Djokovic splitting with his support staff has certainly shocked the tennis fratenity

Novak Djokovic Asutralian OpneNovak Djokovic’s quarterfinal loss in Monte Carlo against 10th seed Belgian David Goffin, the last of a string of shocking losses encountered by the Serb, called for immediate remedial measures. Even then the former world No. 1’s announcement last week surprised many. Novak Djokovic deciding to split with his entire team comprising of his long-term coach Marian Vajda, fitness coach Gebhard Phil Gritsch, and physio Miljan Amanovic, (termed as ‘shock therapy’ by the player himself) has certainly shocked the tennis fraternity. Player change coaches all the time but Djokovic has let go of some of his closest aides, people who were  regulars in the player’s box during his big matches, people who had supported him for a decade.


It is surprising, to say the least,  given that at around this time last year Novak was at the peak of his career and would go on to win the French Open title and complete his career slam. Less than a year and a few shock exits later Djokovic heads into the Madrid Open, his camp empty. It is clear that he wants to start anew, afresh, wants to overcome his decline in form, and wants it badly.  In a pre-tournament press conference he mentioned that the decision to part with his long term support staff was not an easy one which is obvious given that his team had been with him for 10 long years, has experienced his meteoric rise from an inconsistent, under-confident player to one of the best in the world, has been his companion through his years of struggle and success. However, according to the winner of 12 Grand Slams change was what was needed to arrest his alarming slump in form and so change is what has been brought about. Djokovic also added that he was excited about the new phase of his game and life and was looking forward to how it would pan out.

Regarding  appointing a new coach, the former World No. 1 has been quoted as saying that,” I'm thinking slowly and thoroughly about it. I don't want to take things with a rush. I also know that I'll not stay by myself without a tennis coach for too long. I'm sure difficult paths lead to beautiful destinations, so I'm sticking with that.” He is reportedly looking for someone who has been ‘through the same situations’ probably hoping such a person will bail him out of this harrowing situation that has cropped up.
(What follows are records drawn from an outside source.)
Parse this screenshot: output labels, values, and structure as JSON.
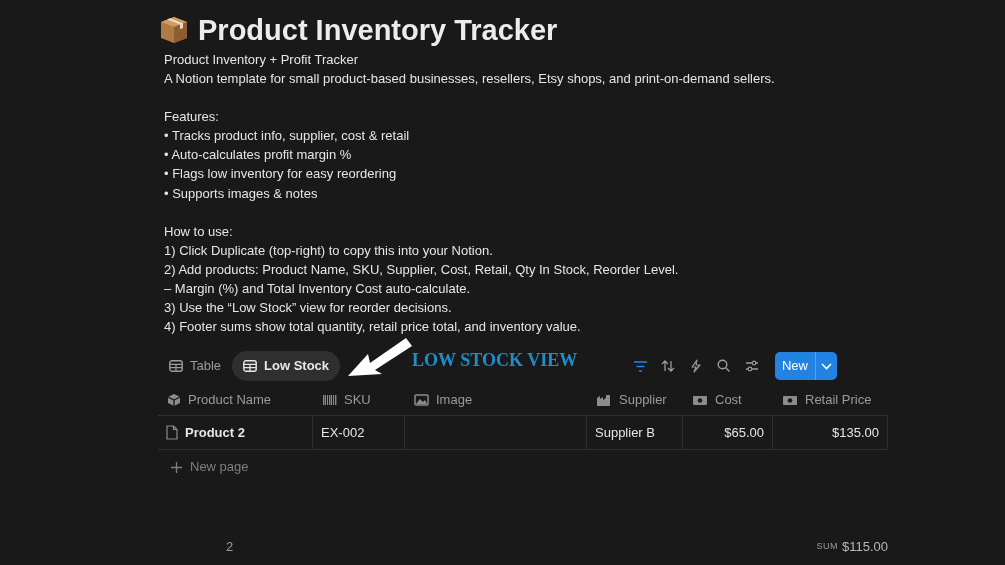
{
  "page": {
    "title": "Product Inventory Tracker"
  },
  "description": [
    [
      "Product Inventory + Profit Tracker",
      "A Notion template for small product-based businesses, resellers, Etsy shops, and print-on-demand sellers."
    ],
    [
      "Features:",
      "• Tracks product info, supplier, cost & retail",
      "• Auto-calculates profit margin %",
      "• Flags low inventory for easy reordering",
      "• Supports images & notes"
    ],
    [
      "How to use:",
      "1) Click Duplicate (top-right) to copy this into your Notion.",
      "2) Add products: Product Name, SKU, Supplier, Cost, Retail, Qty In Stock, Reorder Level.",
      "– Margin (%) and Total Inventory Cost auto-calculate.",
      "3) Use the “Low Stock” view for reorder decisions.",
      "4) Footer sums show total quantity, retail price total, and inventory value."
    ]
  ],
  "views": [
    {
      "label": "Table",
      "selected": false
    },
    {
      "label": "Low Stock",
      "selected": true
    }
  ],
  "annotation": "LOW STOCK VIEW",
  "toolbar": {
    "filter_active": true,
    "new_button": "New"
  },
  "table": {
    "columns": [
      {
        "label": "Product Name",
        "kind": "title"
      },
      {
        "label": "SKU",
        "kind": "code"
      },
      {
        "label": "Image",
        "kind": "files"
      },
      {
        "label": "Supplier",
        "kind": "place"
      },
      {
        "label": "Cost",
        "kind": "money"
      },
      {
        "label": "Retail Price",
        "kind": "money"
      }
    ],
    "rows": [
      {
        "cells": [
          "Product 2",
          "EX-002",
          "",
          "Supplier B",
          "$65.00",
          "$135.00"
        ]
      }
    ],
    "new_row": "New page",
    "footer": {
      "count": "2",
      "sum_label": "SUM",
      "sum": "$115.00"
    }
  }
}
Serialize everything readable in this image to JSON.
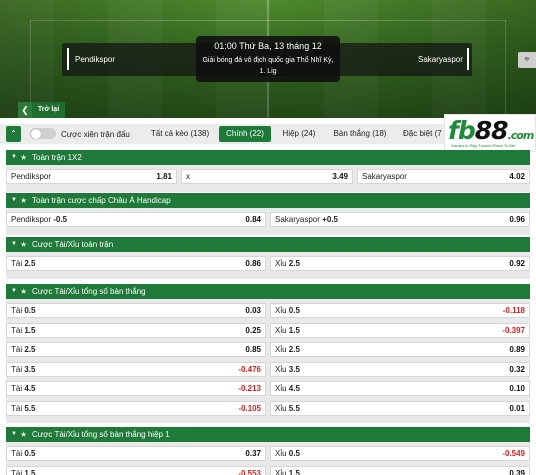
{
  "match": {
    "home_team": "Pendikspor",
    "away_team": "Sakaryaspor",
    "time": "01:00 Thứ Ba, 13 tháng 12",
    "league_line1": "Giải bóng đá vô địch quốc gia Thổ Nhĩ Kỳ,",
    "league_line2": "1. Lig"
  },
  "nav": {
    "back_label": "Trở lại",
    "back_icon": "chevron-left-icon",
    "pin_icon": "pin-icon"
  },
  "toolbar": {
    "toggle_label": "Cược xiên trận đấu",
    "tabs": [
      {
        "label": "Tất cả kèo (138)"
      },
      {
        "label": "Chính (22)"
      },
      {
        "label": "Hiệp (24)"
      },
      {
        "label": "Bàn thắng (18)"
      },
      {
        "label": "Đặc biệt (7"
      }
    ],
    "active_tab": "Chính (22)"
  },
  "logo": {
    "brand": "fb",
    "num": "88",
    "tld": ".com",
    "tagline": "Games to Play   Trusted Place To Bet"
  },
  "colors": {
    "accent": "#1f7a3a",
    "negative": "#d42020"
  },
  "markets": [
    {
      "title": "Toàn trận 1X2",
      "rows": [
        [
          {
            "label": "Pendikspor",
            "odd": "1.81"
          },
          {
            "label": "x",
            "odd": "3.49"
          },
          {
            "label": "Sakaryaspor",
            "odd": "4.02"
          }
        ]
      ]
    },
    {
      "title": "Toàn trận cược chấp Châu Á Handicap",
      "rows": [
        [
          {
            "label": "Pendikspor",
            "line": "-0.5",
            "odd": "0.84"
          },
          {
            "label": "Sakaryaspor",
            "line": "+0.5",
            "odd": "0.96"
          }
        ]
      ]
    },
    {
      "title": "Cược Tài/Xỉu toàn trận",
      "rows": [
        [
          {
            "label": "Tài",
            "line": "2.5",
            "odd": "0.86"
          },
          {
            "label": "Xỉu",
            "line": "2.5",
            "odd": "0.92"
          }
        ]
      ]
    },
    {
      "title": "Cược Tài/Xỉu tổng số bàn thắng",
      "rows": [
        [
          {
            "label": "Tài",
            "line": "0.5",
            "odd": "0.03"
          },
          {
            "label": "Xỉu",
            "line": "0.5",
            "odd": "-0.118"
          }
        ],
        [
          {
            "label": "Tài",
            "line": "1.5",
            "odd": "0.25"
          },
          {
            "label": "Xỉu",
            "line": "1.5",
            "odd": "-0.397"
          }
        ],
        [
          {
            "label": "Tài",
            "line": "2.5",
            "odd": "0.85"
          },
          {
            "label": "Xỉu",
            "line": "2.5",
            "odd": "0.89"
          }
        ],
        [
          {
            "label": "Tài",
            "line": "3.5",
            "odd": "-0.476"
          },
          {
            "label": "Xỉu",
            "line": "3.5",
            "odd": "0.32"
          }
        ],
        [
          {
            "label": "Tài",
            "line": "4.5",
            "odd": "-0.213"
          },
          {
            "label": "Xỉu",
            "line": "4.5",
            "odd": "0.10"
          }
        ],
        [
          {
            "label": "Tài",
            "line": "5.5",
            "odd": "-0.105"
          },
          {
            "label": "Xỉu",
            "line": "5.5",
            "odd": "0.01"
          }
        ]
      ]
    },
    {
      "title": "Cược Tài/Xỉu tổng số bàn thắng hiệp 1",
      "rows": [
        [
          {
            "label": "Tài",
            "line": "0.5",
            "odd": "0.37"
          },
          {
            "label": "Xỉu",
            "line": "0.5",
            "odd": "-0.549"
          }
        ],
        [
          {
            "label": "Tài",
            "line": "1.5",
            "odd": "-0.553"
          },
          {
            "label": "Xỉu",
            "line": "1.5",
            "odd": "0.39"
          }
        ]
      ]
    }
  ]
}
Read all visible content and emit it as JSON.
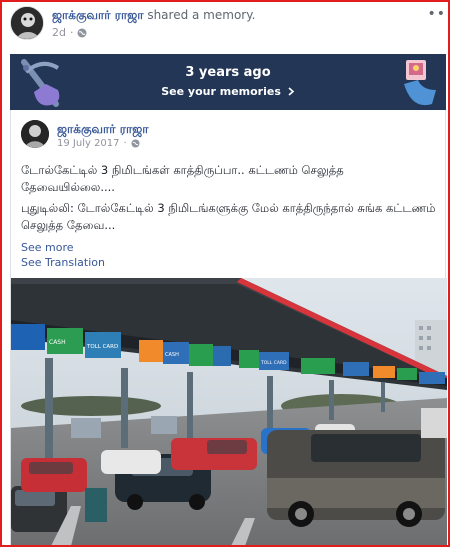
{
  "post": {
    "author": "ஜாக்குவார் ராஜா",
    "action": " shared a memory.",
    "time": "2d",
    "more": "••"
  },
  "memories_banner": {
    "title": "3 years ago",
    "link_label": "See your memories",
    "colors": {
      "background": "#233656",
      "text": "#ffffff"
    }
  },
  "shared_post": {
    "author": "ஜாக்குவார் ராஜா",
    "date": "19 July 2017",
    "paragraph1": "டோல்கேட்டில் 3 நிமிடங்கள் காத்திருப்பா.. கட்டணம் செலுத்த தேவையில்லை....",
    "paragraph2": "புதுடில்லி: டோல்கேட்டில் 3 நிமிடங்களுக்கு மேல் காத்திருந்தால் சுங்க கட்டணம் செலுத்த தேவை...",
    "see_more": "See more",
    "see_translation": "See Translation"
  },
  "photo": {
    "signs": [
      "CASH",
      "TOLL CARD",
      "CASH",
      "TOLL CARD"
    ]
  },
  "colors": {
    "link": "#385898",
    "frame": "#e11d1d",
    "canopy_edge": "#d8343c"
  },
  "icons": [
    "globe-icon",
    "chevron-right-icon"
  ]
}
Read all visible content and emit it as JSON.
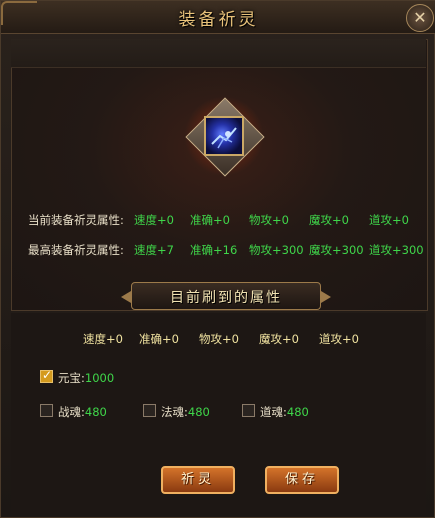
{
  "window": {
    "title": "装备祈灵",
    "close_glyph": "✕"
  },
  "current_attrs": {
    "label": "当前装备祈灵属性:",
    "values": [
      "速度+0",
      "准确+0",
      "物攻+0",
      "魔攻+0",
      "道攻+0"
    ]
  },
  "max_attrs": {
    "label": "最高装备祈灵属性:",
    "values": [
      "速度+7",
      "准确+16",
      "物攻+300",
      "魔攻+300",
      "道攻+300"
    ]
  },
  "banner": {
    "text": "目前刷到的属性"
  },
  "refreshed_attrs": [
    "速度+0",
    "准确+0",
    "物攻+0",
    "魔攻+0",
    "道攻+0"
  ],
  "costs": [
    {
      "label": "元宝",
      "value": "1000",
      "checked": true
    },
    {
      "label": "战魂",
      "value": "480",
      "checked": false
    },
    {
      "label": "法魂",
      "value": "480",
      "checked": false
    },
    {
      "label": "道魂",
      "value": "480",
      "checked": false
    }
  ],
  "buttons": {
    "pray": "祈灵",
    "save": "保存"
  },
  "colors": {
    "green_value": "#3fd64a",
    "gold_text": "#e8c27a",
    "button_orange": "#d4732a"
  },
  "icons": {
    "item": "blue-crystal-equipment-icon"
  }
}
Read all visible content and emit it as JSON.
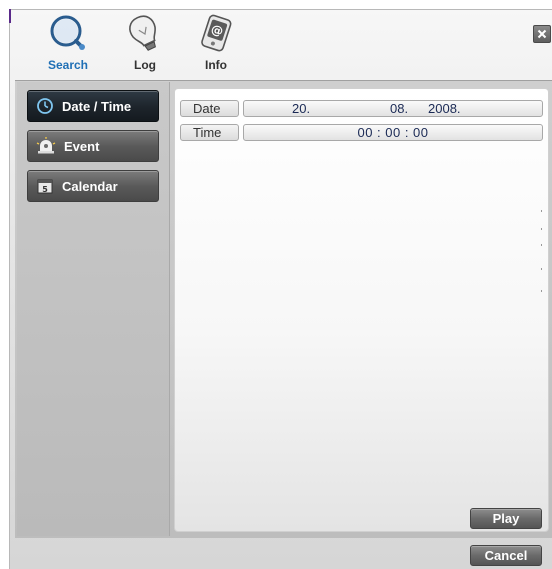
{
  "toolbar": {
    "tabs": [
      {
        "label": "Search",
        "icon": "search-icon",
        "active": true
      },
      {
        "label": "Log",
        "icon": "lightbulb-icon",
        "active": false
      },
      {
        "label": "Info",
        "icon": "info-device-icon",
        "active": false
      }
    ],
    "close_icon": "close-icon"
  },
  "sidebar": {
    "items": [
      {
        "label": "Date / Time",
        "icon": "clock-icon",
        "active": true
      },
      {
        "label": "Event",
        "icon": "alarm-icon",
        "active": false
      },
      {
        "label": "Calendar",
        "icon": "calendar-icon",
        "active": false
      }
    ]
  },
  "form": {
    "date": {
      "label": "Date",
      "day": "20.",
      "month": "08.",
      "year": "2008."
    },
    "time": {
      "label": "Time",
      "value": "00 : 00 : 00"
    }
  },
  "actions": {
    "play": "Play",
    "cancel": "Cancel"
  },
  "colors": {
    "active_tab": "#1f6fb5",
    "value_text": "#1b2a55",
    "active_sidebar": "#1d242b"
  }
}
A lot has been said and done. The truth remains that Novak Djokovic heads into the Madrid Open this week ,  with a lot at stake. It remains to be seen how well these changes work for him, whether at all they work and how fast he can adapt to them .  And with the French Open a few weeks away, he does not have all that much of a time to find his footing. Let us all hope ‘shock therapy’ works.